May 30th, 2016

Functionality Completed For ExoMars—All Is In Good Order

The ExoMars spacecraft built by Thales Alenia Space as prime contractor for the European Space Agency (ESA) has successfully completed the In-Orbit Commissioning Review (IOCR).

Thales Alenia Space has analyzed the results of the Launch and Early Orbit Phase (LEOP) and commissioning operations to draw up a report submitted to ESA. The report confirms the full functionality of the spacecraft’s two constituent modules: EDM (Entry and Descent Module) and TGO (Trace Gas Orbiter). Tests on the TGO during the LEOP phase confirmed that the satellite’s temperatures are within operational limits; the propulsion subsystem (Reaction Control System RCS) is operating as expected and energy consumption is nominal. The electrical parameters (voltage and current) remain stable in relation to the results of tests on Earth.

Artistic rendition that depicts the separation of the ExoMars 2016 entry, descent and landing demonstrator module, named Schiaparelli, from the Trace Gas Orbiter and heading for Mars.

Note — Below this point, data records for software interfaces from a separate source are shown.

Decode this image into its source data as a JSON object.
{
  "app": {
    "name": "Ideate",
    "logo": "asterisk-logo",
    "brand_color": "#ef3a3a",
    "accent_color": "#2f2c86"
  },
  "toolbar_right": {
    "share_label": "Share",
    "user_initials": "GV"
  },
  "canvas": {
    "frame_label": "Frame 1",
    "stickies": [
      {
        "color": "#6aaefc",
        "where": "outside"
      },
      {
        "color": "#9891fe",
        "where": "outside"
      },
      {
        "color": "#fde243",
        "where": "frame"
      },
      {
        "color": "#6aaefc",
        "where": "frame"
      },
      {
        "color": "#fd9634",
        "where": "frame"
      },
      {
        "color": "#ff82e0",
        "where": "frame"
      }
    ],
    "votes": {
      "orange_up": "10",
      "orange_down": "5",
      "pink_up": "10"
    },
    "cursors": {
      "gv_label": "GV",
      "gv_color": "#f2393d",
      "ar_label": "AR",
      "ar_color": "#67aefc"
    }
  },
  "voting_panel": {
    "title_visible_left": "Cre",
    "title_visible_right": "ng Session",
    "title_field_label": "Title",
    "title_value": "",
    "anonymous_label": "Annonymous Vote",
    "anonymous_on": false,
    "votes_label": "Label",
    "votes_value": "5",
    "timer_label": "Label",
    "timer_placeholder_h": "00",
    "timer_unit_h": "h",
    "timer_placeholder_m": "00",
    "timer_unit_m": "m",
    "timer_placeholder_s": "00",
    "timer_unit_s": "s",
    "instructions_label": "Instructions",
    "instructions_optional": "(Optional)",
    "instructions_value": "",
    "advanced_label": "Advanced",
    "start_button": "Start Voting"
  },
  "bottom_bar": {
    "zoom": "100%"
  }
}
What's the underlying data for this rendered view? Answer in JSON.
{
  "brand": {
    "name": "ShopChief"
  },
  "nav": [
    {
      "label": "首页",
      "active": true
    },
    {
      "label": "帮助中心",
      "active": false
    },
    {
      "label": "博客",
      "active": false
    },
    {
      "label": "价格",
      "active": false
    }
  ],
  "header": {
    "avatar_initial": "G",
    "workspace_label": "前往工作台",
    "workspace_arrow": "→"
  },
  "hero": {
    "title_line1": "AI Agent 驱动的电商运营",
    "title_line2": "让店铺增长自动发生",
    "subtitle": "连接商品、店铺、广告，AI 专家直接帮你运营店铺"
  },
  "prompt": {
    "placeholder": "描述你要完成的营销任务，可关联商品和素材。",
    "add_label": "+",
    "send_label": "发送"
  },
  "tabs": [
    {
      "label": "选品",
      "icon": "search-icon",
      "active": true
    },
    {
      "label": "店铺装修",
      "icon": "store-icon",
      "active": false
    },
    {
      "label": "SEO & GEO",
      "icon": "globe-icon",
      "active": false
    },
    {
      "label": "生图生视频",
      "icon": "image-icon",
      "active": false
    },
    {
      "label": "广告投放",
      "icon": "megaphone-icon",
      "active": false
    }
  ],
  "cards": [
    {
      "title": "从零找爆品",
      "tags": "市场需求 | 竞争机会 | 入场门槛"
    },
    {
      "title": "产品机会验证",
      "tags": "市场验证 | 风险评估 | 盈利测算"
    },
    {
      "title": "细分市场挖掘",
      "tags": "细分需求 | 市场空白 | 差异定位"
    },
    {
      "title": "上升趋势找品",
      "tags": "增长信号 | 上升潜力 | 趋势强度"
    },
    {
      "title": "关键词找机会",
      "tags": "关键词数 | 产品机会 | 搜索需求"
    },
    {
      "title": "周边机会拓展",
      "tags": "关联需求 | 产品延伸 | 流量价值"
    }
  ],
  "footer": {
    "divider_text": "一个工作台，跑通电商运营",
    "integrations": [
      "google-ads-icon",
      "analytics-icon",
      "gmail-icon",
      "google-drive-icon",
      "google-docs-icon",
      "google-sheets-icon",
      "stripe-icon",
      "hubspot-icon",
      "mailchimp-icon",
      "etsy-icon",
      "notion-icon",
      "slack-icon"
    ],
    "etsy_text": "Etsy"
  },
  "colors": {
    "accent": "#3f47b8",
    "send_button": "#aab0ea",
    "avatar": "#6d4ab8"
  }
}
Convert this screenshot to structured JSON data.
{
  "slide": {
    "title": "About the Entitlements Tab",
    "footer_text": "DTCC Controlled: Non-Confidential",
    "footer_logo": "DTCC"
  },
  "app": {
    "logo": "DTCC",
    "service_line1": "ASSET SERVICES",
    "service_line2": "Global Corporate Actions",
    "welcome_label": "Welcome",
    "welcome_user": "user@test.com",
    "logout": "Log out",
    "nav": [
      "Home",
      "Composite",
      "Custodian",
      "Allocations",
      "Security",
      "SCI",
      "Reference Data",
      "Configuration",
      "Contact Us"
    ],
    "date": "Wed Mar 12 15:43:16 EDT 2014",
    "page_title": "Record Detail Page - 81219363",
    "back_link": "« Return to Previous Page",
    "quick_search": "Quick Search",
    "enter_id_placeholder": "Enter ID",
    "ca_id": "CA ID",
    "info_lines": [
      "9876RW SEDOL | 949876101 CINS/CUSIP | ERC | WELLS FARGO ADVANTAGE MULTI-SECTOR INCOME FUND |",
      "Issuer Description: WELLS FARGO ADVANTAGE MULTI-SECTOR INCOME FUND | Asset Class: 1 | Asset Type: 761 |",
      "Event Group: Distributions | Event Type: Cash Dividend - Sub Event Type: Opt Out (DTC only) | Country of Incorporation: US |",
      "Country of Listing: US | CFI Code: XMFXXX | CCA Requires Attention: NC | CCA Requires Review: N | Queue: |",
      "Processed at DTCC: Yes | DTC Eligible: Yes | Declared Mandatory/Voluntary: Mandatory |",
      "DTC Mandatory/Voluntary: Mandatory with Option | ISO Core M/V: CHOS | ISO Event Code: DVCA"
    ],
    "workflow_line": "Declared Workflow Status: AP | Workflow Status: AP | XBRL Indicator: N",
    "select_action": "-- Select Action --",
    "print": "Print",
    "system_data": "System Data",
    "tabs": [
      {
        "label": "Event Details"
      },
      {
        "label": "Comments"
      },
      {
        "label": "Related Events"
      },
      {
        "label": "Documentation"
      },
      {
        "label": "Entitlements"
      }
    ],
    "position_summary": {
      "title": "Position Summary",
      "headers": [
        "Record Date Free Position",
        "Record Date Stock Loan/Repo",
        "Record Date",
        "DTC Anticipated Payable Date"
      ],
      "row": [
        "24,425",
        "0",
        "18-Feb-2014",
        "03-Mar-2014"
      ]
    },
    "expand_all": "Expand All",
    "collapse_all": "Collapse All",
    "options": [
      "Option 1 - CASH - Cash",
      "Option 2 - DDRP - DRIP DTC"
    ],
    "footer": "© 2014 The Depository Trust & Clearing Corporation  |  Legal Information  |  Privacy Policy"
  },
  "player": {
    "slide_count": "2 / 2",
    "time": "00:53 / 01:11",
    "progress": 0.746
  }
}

TGO will be launched in 2016 with Schiaparelli, the entry, descent and landing demonstrator module and will search for evidence of methane and other atmospheric gases that could be signatures of active biological or geological processes on Mars. TGO will also serve as a communications relay for the rover and surface science platform that will be launched in 2018.

Image is courtesy of ESA — D. Ducros.

While ExoMars continues its journey towards Mars, Thales Alenia Space is completing its negotiations with ESA concerning activities for the follow-on of the interplanetary cruise, Mars approach and operational phases. Thales Alenia Space has recently signed a Record of Agreement with ESA for the second mission of this program, the Rover and Surface Platform Mission, expected to take place at the end of 2020.

The next milestones for ExoMars include...

  • Mid-June – second TGO payload and EDM check-out
  • Beginning of July – commissioning of the main TGO engine by performing a slight powered maneuver
  • July 28 - DSM (Deep Space Maneuver), to place the spacecraft into the trajectory needed for it to land on Mars
  • August 11 – trajectory adjustment
  • September-October – simulation of the landing on Mars
  • October 16 – EDM separates from the orbiter.October 19 –TGO enters into Martian orbit, while the EDM simultaneously lands on Mars